If you are part of a typical Personal Injury law firm, you might not take all case types within the broad and diverse field of Personal Injury. Most practices specifically focus on injuries that would fall under the categories of General Liability and Auto Accident. Thus, most marketing initiatives of these Personal Injury law firms target individuals who have been involved in a vehicle collision and those who have hurt themselves on the premises of another residential or commercial entity.
If you’ve had any experience with Social Security disability cases, you’ll know that most claims are rejected at the initial stage. In fact, nearly 70% of all applicants need to go through an appeals process to win their claim.
This low approval rate is due to a variety of factors. Many disability applicants are simply not eligible for benefits. They may not have strong medical evidence to support their claim, they’ve never earned enough work credits to qualify for SSDI, or they have a household income too high to qualify for SSI.
It is important for law firms and disability practices to pursue different types of marketing in order to identify which is the best fit for their business. There are many attorney marketing options available. With that said, they are all very different.
Oftentimes attorneys and law firms believe that because they have already put in a lot of money into one marketing venue, they should continue to so invest in it even if it isn’t working. An economist would label this situation as the “Sunk Cost Fallacy”. A sunk cost by its very definition is a cost that has already been incurred and cannot be recovered. Law firms often fall into the sunk cost fallacy when they try to build a website and hire a search engine optimization (SEO) company to get the website to rank highly on search engines.
How many of us can remember a time when we were sitting at our computers or using our smart devices and all of a sudden, we’re bombarded with an intrusive ad that we’re forced to navigate around?
These types of Internet advertisements are direct, uncut, and “push” the consumer to action.

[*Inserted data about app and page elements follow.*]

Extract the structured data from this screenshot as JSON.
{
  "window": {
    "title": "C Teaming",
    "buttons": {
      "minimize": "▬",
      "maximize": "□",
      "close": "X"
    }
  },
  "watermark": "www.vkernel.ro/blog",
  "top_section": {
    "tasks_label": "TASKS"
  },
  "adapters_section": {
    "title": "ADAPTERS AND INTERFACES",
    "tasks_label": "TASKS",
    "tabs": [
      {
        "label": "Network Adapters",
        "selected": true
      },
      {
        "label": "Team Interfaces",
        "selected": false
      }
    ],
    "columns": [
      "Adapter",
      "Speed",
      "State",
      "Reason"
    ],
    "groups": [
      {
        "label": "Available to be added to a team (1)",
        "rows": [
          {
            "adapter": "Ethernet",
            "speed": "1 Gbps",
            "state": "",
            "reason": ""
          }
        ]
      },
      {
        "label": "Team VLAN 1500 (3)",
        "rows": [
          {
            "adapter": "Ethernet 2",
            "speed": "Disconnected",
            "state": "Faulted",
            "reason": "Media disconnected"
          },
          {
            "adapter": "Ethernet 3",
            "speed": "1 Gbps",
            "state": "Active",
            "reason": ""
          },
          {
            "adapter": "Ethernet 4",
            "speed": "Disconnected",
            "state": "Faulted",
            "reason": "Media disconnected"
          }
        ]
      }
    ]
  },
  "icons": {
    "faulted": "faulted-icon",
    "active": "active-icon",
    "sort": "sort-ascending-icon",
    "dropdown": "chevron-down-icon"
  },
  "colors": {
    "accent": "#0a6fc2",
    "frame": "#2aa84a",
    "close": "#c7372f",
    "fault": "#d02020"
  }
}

A few months ago, I published a partial transcript of an interview conducted with a lead screener at a national Social Security law firm, which highlighted the importance of prompt and persistent lead follow-up. However, many attorneys and advocates struggle with converting “desired” claimants (i.e., claimants you would like to sign) to actual signed clients. Regardless of how many high-potential case leads you qualify, you will not witness an increase in signed case inventory, unless you are unable to secure representation documents from the claimants.
Your legal practice has a custom website, a growing social media presence, and cases on the docket; digital marketing success, right? Not necessarily – you could be unintentionally keeping your law firm’s marketing strategy from reaching its full potential by making one of these common digital marketing mistakes. Applicable to both big picture strategy and the day-to-day marketing decisions, these tips can help scale your firm’s case volume.
In 1977, Congress passed the Fair Debt Collection Practices Act (FDCPA) to provide consumers with legal protection from abusive debt collectors. As we expanded our services to include lead generation for Debt Collector Harassment cases, we discovered some interesting facts about the FDCPA.
In the 90s, some partners in the Southern part of the United States established their family owned law firm in Mississippi.
Their expertise was in Personal Injury and Social Security Disability Law and together they served their city. Eventually they branched out to surrounding areas and ten years later they had offices in other major cities in the South. Their mission was a simple one: to help their friends, neighbors and community by getting them the Personal Injury and Social Security Disability benefits they deserved.